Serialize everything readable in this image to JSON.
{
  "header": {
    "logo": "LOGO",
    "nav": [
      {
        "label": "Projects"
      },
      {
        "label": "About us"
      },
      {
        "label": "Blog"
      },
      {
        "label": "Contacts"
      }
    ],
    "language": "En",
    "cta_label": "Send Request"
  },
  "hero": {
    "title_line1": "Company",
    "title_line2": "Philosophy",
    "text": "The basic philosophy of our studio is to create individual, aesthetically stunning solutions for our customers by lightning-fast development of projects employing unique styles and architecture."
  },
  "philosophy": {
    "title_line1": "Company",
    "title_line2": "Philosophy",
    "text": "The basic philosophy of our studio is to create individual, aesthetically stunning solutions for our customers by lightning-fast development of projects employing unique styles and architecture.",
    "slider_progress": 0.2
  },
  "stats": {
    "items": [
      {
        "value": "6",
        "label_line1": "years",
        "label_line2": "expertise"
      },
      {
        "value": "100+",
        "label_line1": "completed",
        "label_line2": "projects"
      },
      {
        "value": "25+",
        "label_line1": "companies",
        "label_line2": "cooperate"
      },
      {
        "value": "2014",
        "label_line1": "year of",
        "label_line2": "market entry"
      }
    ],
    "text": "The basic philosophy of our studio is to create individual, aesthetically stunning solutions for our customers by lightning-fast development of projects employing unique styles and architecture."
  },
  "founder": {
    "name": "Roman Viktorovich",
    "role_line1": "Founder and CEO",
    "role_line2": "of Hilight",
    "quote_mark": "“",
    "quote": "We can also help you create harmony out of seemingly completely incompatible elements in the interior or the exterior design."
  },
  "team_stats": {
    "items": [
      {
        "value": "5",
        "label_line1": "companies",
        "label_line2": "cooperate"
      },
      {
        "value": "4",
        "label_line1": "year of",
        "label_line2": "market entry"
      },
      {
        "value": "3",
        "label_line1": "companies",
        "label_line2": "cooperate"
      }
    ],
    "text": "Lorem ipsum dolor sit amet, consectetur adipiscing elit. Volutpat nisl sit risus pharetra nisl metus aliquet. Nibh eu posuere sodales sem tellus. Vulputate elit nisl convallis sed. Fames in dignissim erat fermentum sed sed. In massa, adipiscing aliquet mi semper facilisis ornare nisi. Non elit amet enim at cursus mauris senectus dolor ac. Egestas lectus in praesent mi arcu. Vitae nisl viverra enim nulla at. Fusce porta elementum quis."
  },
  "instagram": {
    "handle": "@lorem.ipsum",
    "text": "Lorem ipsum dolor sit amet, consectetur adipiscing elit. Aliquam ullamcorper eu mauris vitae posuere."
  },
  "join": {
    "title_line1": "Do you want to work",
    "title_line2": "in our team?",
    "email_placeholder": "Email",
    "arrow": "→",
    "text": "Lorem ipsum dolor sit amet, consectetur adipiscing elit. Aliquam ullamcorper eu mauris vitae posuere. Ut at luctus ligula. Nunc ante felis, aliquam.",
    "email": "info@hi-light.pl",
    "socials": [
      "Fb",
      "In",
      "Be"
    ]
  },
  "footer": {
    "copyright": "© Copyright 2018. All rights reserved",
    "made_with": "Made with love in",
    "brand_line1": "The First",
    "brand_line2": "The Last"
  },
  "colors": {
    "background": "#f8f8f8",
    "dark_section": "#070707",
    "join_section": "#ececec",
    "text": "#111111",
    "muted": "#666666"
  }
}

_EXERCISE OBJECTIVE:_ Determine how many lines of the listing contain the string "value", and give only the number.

_PROBLEM SOLUTION:_ 7